----- RECORDS FOR THIS TASK

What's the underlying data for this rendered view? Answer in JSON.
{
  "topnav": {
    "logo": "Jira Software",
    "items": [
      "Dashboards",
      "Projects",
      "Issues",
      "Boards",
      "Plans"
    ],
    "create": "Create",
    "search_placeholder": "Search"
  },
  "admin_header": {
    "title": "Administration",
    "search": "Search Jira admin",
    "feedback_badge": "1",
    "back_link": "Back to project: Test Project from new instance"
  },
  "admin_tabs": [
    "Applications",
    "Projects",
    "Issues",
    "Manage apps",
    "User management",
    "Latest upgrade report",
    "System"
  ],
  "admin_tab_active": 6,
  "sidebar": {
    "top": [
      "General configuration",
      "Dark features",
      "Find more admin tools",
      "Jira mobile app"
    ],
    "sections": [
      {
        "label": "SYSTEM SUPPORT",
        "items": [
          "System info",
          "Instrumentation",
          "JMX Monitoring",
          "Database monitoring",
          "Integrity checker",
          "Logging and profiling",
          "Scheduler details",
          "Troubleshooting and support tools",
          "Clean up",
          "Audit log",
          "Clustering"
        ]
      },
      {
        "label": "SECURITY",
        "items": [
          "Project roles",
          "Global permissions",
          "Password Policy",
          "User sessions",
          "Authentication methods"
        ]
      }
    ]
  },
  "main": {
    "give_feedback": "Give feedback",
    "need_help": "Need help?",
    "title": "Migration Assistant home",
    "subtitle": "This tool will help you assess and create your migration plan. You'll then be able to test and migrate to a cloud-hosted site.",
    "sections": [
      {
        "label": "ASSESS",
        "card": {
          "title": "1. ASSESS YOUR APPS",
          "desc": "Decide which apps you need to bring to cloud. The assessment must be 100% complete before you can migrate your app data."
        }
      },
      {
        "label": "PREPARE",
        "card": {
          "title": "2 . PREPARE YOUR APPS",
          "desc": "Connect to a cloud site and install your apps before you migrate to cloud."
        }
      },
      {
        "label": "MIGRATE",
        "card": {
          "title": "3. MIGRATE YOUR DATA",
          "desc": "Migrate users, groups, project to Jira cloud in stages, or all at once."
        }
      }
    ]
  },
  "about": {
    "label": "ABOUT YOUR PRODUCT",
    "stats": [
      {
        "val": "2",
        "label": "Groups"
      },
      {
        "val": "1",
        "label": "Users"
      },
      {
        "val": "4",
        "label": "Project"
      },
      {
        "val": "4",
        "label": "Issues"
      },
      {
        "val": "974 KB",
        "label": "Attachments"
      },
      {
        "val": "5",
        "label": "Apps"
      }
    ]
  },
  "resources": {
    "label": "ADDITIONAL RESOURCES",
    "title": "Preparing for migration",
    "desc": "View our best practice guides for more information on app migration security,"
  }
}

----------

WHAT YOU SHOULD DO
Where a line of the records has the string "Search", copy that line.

REPLY
    "search_placeholder": "Search"
    "search": "Search Jira admin",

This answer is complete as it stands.